• **Task goal**: Your answer should be the lines of the listing that contain the word "operadores".

• **Data for analysis**:
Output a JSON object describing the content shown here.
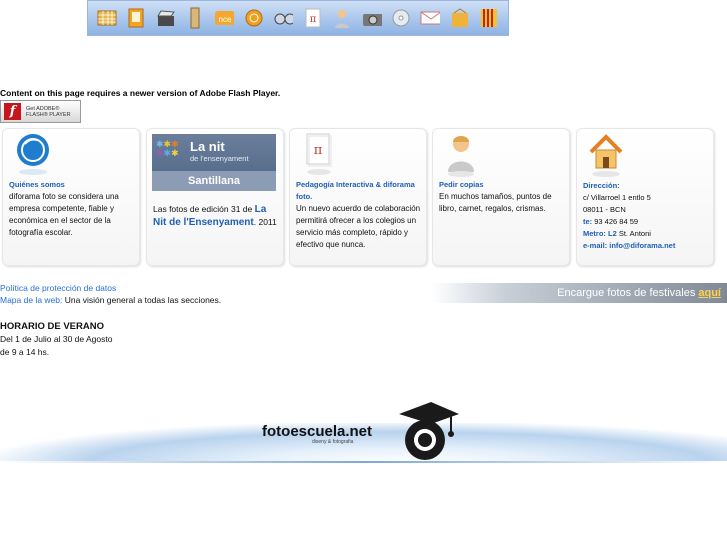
{
  "toolbar": {
    "icons": [
      "grid-icon",
      "book-icon",
      "clapper-icon",
      "tall-book-icon",
      "nce-icon",
      "coin-icon",
      "spectacles-icon",
      "pi-icon",
      "person-icon",
      "camera-icon",
      "cd-icon",
      "mail-icon",
      "folder-icon",
      "catalan-flag-icon"
    ]
  },
  "flash": {
    "message": "Content on this page requires a newer version of Adobe Flash Player.",
    "button_line1": "Get ADOBE®",
    "button_line2": "FLASH® PLAYER"
  },
  "boxes": {
    "quienes": {
      "title": "Quiénes somos",
      "text": "diforama foto se considera una empresa competente, fiable y económica en el sector de la fotografía escolar."
    },
    "nit": {
      "image_title": "La nit",
      "image_subtitle": "de l'ensenyament",
      "image_brand": "Santillana",
      "text_before": "Las fotos de edición 31 de ",
      "link": "La Nit de l'Ensenyament",
      "text_after": ". 2011"
    },
    "pedagogia": {
      "title": "Pedagogía Interactiva & diforama foto.",
      "text": "Un nuevo acuerdo de colaboración permitirá ofrecer a los colegios un servicio más completo, rápido y efectivo que nunca."
    },
    "pedir": {
      "title": "Pedir copias",
      "text": "En muchos tamaños, puntos de libro, carnet, regalos, crismas."
    },
    "direccion": {
      "title": "Dirección:",
      "street": "c/ Villarroel 1 entlo 5",
      "city": "08011 - BCN",
      "tel_label": "te:",
      "tel": " 93 426 84 59",
      "metro_label": "Metro: L2",
      "metro": " St. Antoni",
      "email": "e-mail: info@diforama.net"
    }
  },
  "links": {
    "privacy": "Política de protección de datos",
    "sitemap": "Mapa de la web:",
    "sitemap_desc": " Una visión general a todas las secciones."
  },
  "banner": {
    "text": "Encargue fotos de festivales ",
    "link": "aquí"
  },
  "horario": {
    "title": "HORARIO DE VERANO",
    "line1": "Del 1 de Julio al 30 de Agosto",
    "line2": "de 9 a 14 hs."
  },
  "footer": {
    "brand": "fotoescuela.net",
    "tagline": "diseny & fotografia"
  }
}
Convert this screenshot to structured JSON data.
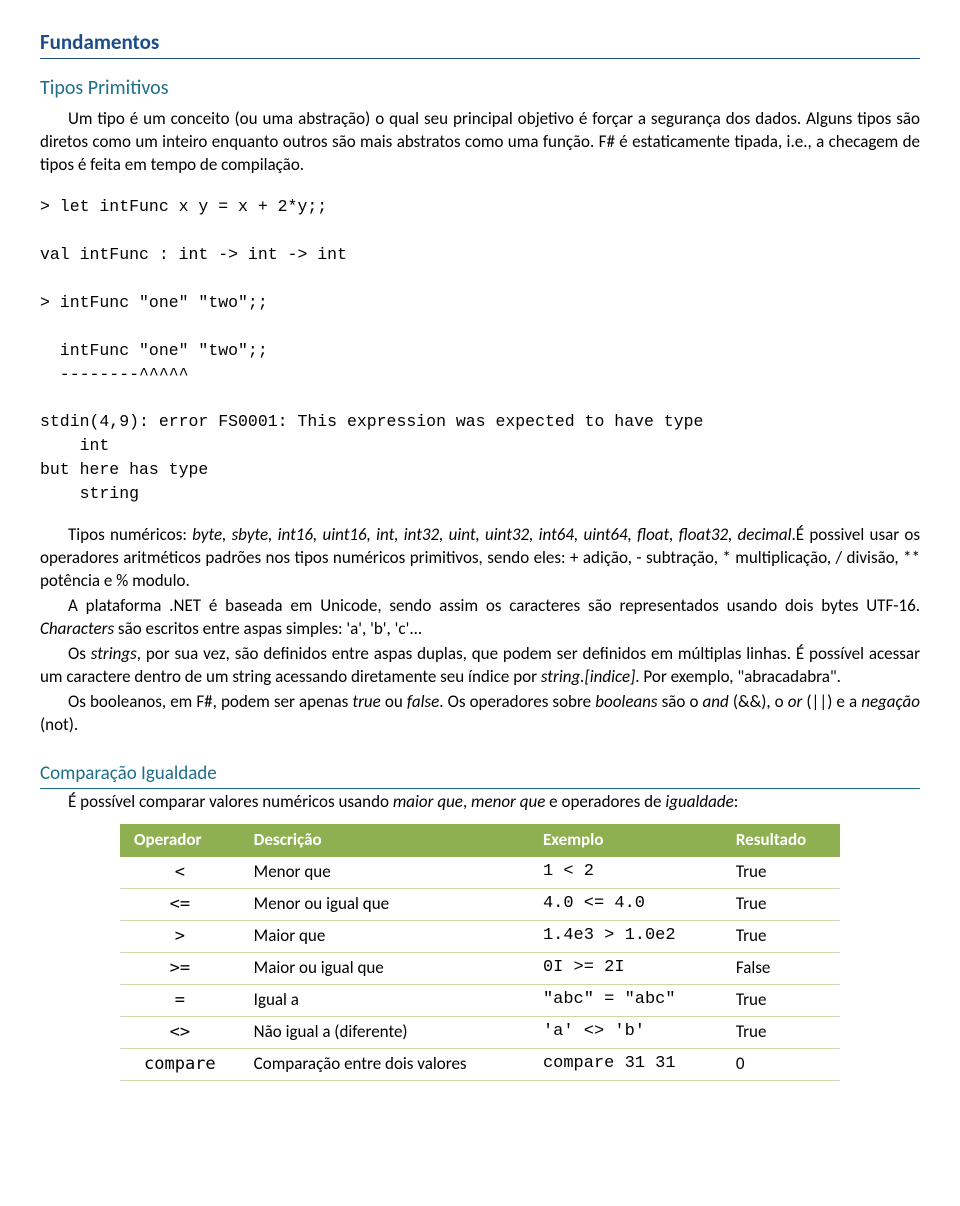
{
  "h1": "Fundamentos",
  "h2": "Tipos Primitivos",
  "p1": "Um tipo é um conceito (ou uma abstração) o qual seu principal objetivo é forçar a segurança dos dados. Alguns tipos são diretos como um inteiro enquanto outros são mais abstratos como uma função. F# é estaticamente tipada, i.e., a checagem de tipos é feita em tempo de compilação.",
  "code": "> let intFunc x y = x + 2*y;;\n\nval intFunc : int -> int -> int\n\n> intFunc \"one\" \"two\";;\n\n  intFunc \"one\" \"two\";;\n  --------^^^^^\n\nstdin(4,9): error FS0001: This expression was expected to have type\n    int\nbut here has type\n    string",
  "p2_a": "Tipos numéricos: ",
  "p2_b": "byte, sbyte, int16, uint16, int, int32, uint, uint32, int64, uint64, float, float32, deci­mal",
  "p2_c": ".É possivel usar os operadores aritméticos padrões nos tipos numéricos primitivos, sendo eles: + adição, - subtração, * multiplicação, / divisão, ** potência e % modulo.",
  "p3_a": "A plataforma .NET é baseada em Unicode, sendo assim os caracteres são representados usando dois bytes UTF-16. ",
  "p3_b": "Characters",
  "p3_c": " são escritos entre aspas simples: 'a', 'b', 'c'...",
  "p4_a": "Os ",
  "p4_b": "strings",
  "p4_c": ", por sua vez, são definidos entre aspas duplas, que podem ser definidos em múltiplas li­nhas. É possível acessar um caractere dentro de um string acessando diretamente seu índice por ",
  "p4_d": "s­tring.[indice]",
  "p4_e": ". Por exemplo, \"abracadabra\".",
  "p5_a": "Os booleanos, em F#, podem ser apenas ",
  "p5_b": "true",
  "p5_c": " ou ",
  "p5_d": "false",
  "p5_e": ". Os operadores sobre ",
  "p5_f": "booleans",
  "p5_g": " são o ",
  "p5_h": "and",
  "p5_i": " (&&), o ",
  "p5_j": "or",
  "p5_k": " (||) e a ",
  "p5_l": "negação",
  "p5_m": " (not).",
  "h3": "Comparação Igualdade",
  "p6_a": "É possível comparar valores numéricos usando ",
  "p6_b": "maior que",
  "p6_c": ", ",
  "p6_d": "menor que",
  "p6_e": " e operadores de ",
  "p6_f": "igualdade",
  "p6_g": ":",
  "th": {
    "op": "Operador",
    "desc": "Descrição",
    "ex": "Exemplo",
    "res": "Resultado"
  },
  "rows": [
    {
      "op": "<",
      "desc": "Menor que",
      "ex": "1 < 2",
      "res": "True"
    },
    {
      "op": "<=",
      "desc": "Menor ou igual que",
      "ex": "4.0 <= 4.0",
      "res": "True"
    },
    {
      "op": ">",
      "desc": "Maior que",
      "ex": "1.4e3 > 1.0e2",
      "res": "True"
    },
    {
      "op": ">=",
      "desc": "Maior ou igual que",
      "ex": "0I >= 2I",
      "res": "False"
    },
    {
      "op": "=",
      "desc": "Igual a",
      "ex": "\"abc\" = \"abc\"",
      "res": "True"
    },
    {
      "op": "<>",
      "desc": "Não igual a (diferente)",
      "ex": "'a' <> 'b'",
      "res": "True"
    },
    {
      "op": "compare",
      "desc": "Comparação entre dois valores",
      "ex": "compare 31 31",
      "res": "0"
    }
  ]
}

• **Your solution**:
  "p2_c": ".É possivel usar os operadores aritméticos padrões nos tipos numéricos primitivos, sendo eles: + adição, - subtração, * multiplicação, / divisão, ** potência e % modulo.",
  "p5_e": ". Os operadores sobre ",
  "p6_e": " e operadores de ",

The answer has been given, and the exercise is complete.